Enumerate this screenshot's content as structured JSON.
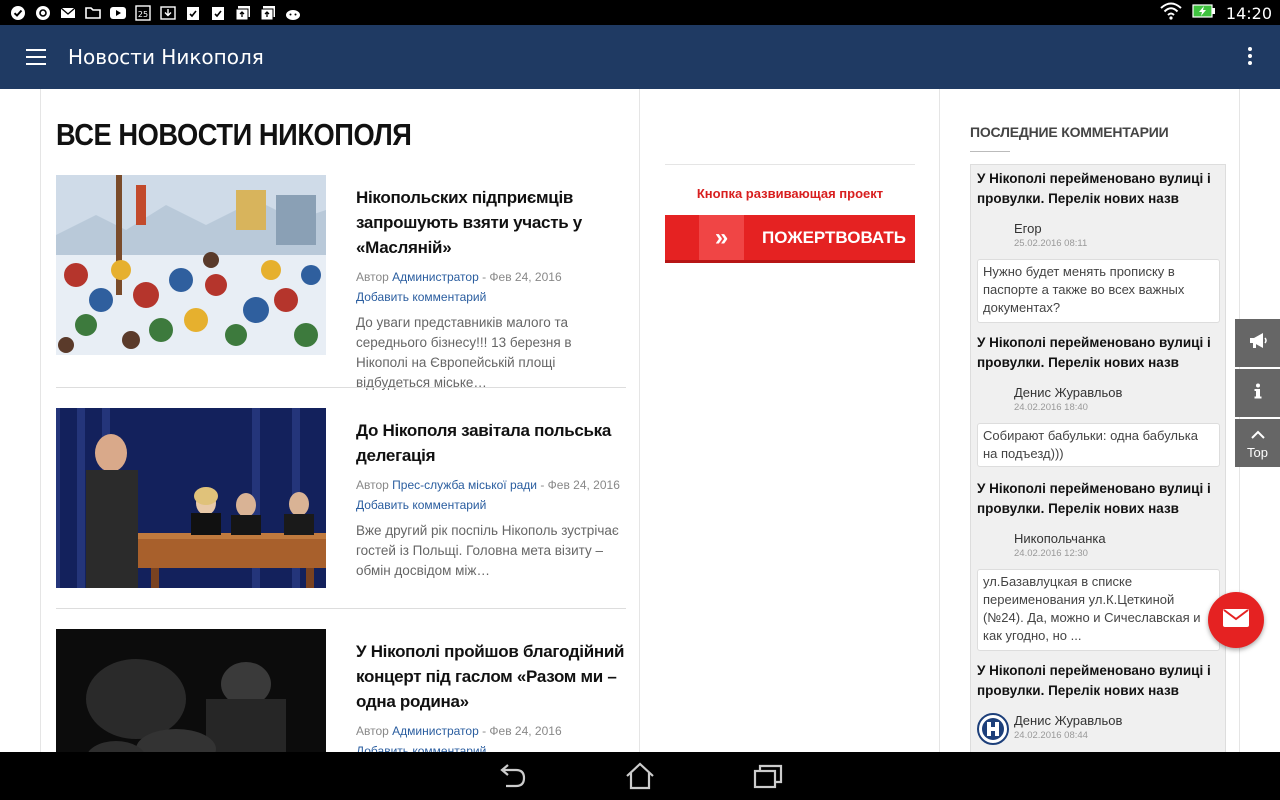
{
  "status_bar": {
    "time": "14:20",
    "notification_icons": [
      "check-circle-icon",
      "at-sign-icon",
      "mail-icon",
      "folder-icon",
      "youtube-icon",
      "calendar-icon",
      "download-icon",
      "clipboard-check-icon",
      "clipboard-check-icon",
      "photos-upload-icon",
      "photos-upload-icon",
      "android-debug-icon"
    ],
    "calendar_day": "25"
  },
  "app_bar": {
    "title": "Новости Никополя"
  },
  "main": {
    "heading": "ВСЕ НОВОСТИ НИКОПОЛЯ",
    "articles": [
      {
        "title": "Нікопольских підприємців запрошують взяти участь у «Масляній»",
        "meta_prefix": "Автор ",
        "author": "Администратор",
        "date": " - Фев 24, 2016",
        "add_comment": "Добавить комментарий",
        "excerpt": "До уваги представників малого та середнього бізнесу!!! 13 березня в Нікополі на Європейській площі відбудеться міське…"
      },
      {
        "title": "До Нікополя завітала польська делегація",
        "meta_prefix": "Автор ",
        "author": "Прес-служба міської ради",
        "date": " - Фев 24, 2016",
        "add_comment": "Добавить комментарий",
        "excerpt": "Вже другий рік поспіль Нікополь зустрічає гостей із Польщі. Головна мета візиту – обмін досвідом між…"
      },
      {
        "title": "У Нікополі пройшов благодійний концерт під гаслом «Разом ми – одна родина»",
        "meta_prefix": "Автор ",
        "author": "Администратор",
        "date": " - Фев 24, 2016",
        "add_comment": "Добавить комментарий",
        "excerpt": ""
      }
    ]
  },
  "middle": {
    "project_label": "Кнопка развивающая проект",
    "donate_label": "ПОЖЕРТВОВАТЬ",
    "donate_arrow": "»"
  },
  "sidebar": {
    "heading": "ПОСЛЕДНИЕ КОММЕНТАРИИ",
    "comments": [
      {
        "title": "У Нікополі перейменовано вулиці і провулки. Перелік нових назв",
        "author": "Егор",
        "date": "25.02.2016 08:11",
        "text": "Нужно будет менять прописку в паспорте а также во всех важных документах?"
      },
      {
        "title": "У Нікополі перейменовано вулиці і провулки. Перелік нових назв",
        "author": "Денис Журавльов",
        "date": "24.02.2016 18:40",
        "text": "Собирают бабульки: одна бабулька на подъезд)))"
      },
      {
        "title": "У Нікополі перейменовано вулиці і провулки. Перелік нових назв",
        "author": "Никопольчанка",
        "date": "24.02.2016 12:30",
        "text": "ул.Базавлуцкая в списке переименования ул.К.Цеткиной (№24). Да, можно и Сичеславская и как угодно, но ..."
      },
      {
        "title": "У Нікополі перейменовано вулиці і провулки. Перелік нових назв",
        "author": "Денис Журавльов",
        "date": "24.02.2016 08:44",
        "text": ""
      }
    ]
  },
  "floating": {
    "top_label": "Top"
  },
  "colors": {
    "app_bar": "#1f3a63",
    "accent_red": "#e52222",
    "link_blue": "#2a5d9f"
  }
}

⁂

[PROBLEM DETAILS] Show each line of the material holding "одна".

[WRITTEN ANSWER]
        "title": "У Нікополі пройшов благодійний концерт під гаслом «Разом ми – одна родина»",
        "text": "Собирают бабульки: одна бабулька на подъезд)))"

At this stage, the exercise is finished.